‘Relevant, accurate content’
“Increasingly, patients are turning to social media as an essential forum for obtaining and sharing information related to their health,” explained Murray Aitken, IMS executive director.
“This trend only heightens the need for relevant, accurate content that can be accessed and used throughout the patient journey. Healthcare professionals, regulators and pharmaceutical manufacturers all need to acknowledge the vital role they can and should play as participants in the healthcare conversation.”
Tips for pharma firms starting out on social mediaStart with strategy
A plan of action is crucial to any social media activity. Start by defining your goals. What do you want to do on social? What do you want to accomplish?
Be human – tell stories
Health is a human issue, so offer stories on social media that engage with people. This could be links to case studies, personal blogs or interviews with experts.
Consider translated content
The most successful pharmaceutical companies are global ones. If you are expanding into new markets, consider offering translated social media content to effectively communicate with your new customers.
Pay attention to regulations
Remember that there are restrictions governing the type of marketing activity pharmaceutical companies can offer. Ensure you are up-to-date with regulations.
Start to review and audit
As your social media activity develops, it is crucial that you measure its success. Start analysing your content – see what works and what doesn’t, and make any necessary changes.
Boehringer Ingelheim has announced that it intends to make drug data from clinical trials stemming back to 1998 accessible as part of efforts to improve research transparency within the industry.
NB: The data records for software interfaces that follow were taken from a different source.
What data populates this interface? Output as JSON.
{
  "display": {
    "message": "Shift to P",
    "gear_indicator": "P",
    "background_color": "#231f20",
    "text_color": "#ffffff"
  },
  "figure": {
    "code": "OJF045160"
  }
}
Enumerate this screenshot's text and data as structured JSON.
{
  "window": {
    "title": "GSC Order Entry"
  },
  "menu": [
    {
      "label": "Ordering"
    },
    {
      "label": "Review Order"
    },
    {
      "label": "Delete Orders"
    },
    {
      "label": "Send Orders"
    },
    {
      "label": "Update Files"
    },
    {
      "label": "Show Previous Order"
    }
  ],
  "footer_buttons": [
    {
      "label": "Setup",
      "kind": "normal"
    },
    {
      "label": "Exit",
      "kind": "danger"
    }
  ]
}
The move is part of a collaboration with fellow pharma companies Sanofi, GlaxoSmithKline, Novartis, Roche and ViiV Healthcare on an online platform to handle requests from researchers for trial data.
Boehringer's chairman Dr Andreas Barner made the announcement at Boehringer's annual company meeting yesterday, following up from a commitment to transparency announced at the same meeting in 2013.
Dr Barner, who also heads R&D at Boehringer, explained that the online platform - available at clinicalstudydatarequest.com - currently contained 50 trials available for which to request patient-level data, but the plan is to reach 500 from all involved parties.
“That's quite a job to achieve. but we have to do it in interest of what data and information can be shared with others,” said Dr Barner.
“We have always argued in favour of transparency and now want a more scientific discussion on the level of trial data and have therefore joined up with several research-based pharmaceutical companies in order to make clinical trials data and documents available to a wider public.” ....
While the pressure on pharma companies to maintain profit margins is high the industry needs a better focus on patients as consumers of healthcare. Part of this focus should be using all the digital tools at their disposal to help consumers navigate the confusing world of empowered healthcare and make choices based on good, clear and easy-to-understand health information.
Le site internet gaucherfrance.fr est un service que Genzyme met à disposition des patients atteints de la maladie de Gaucher et de leurs proches pour gérer leur quotidien et être acteur de leur santé.
Strategic pharma digital marketing. strategicpharmamarketing POST SUMMARY: Biopharma organizations should be preparing for the customer of the near future by building capabilities now rather than later and focusing more on the ...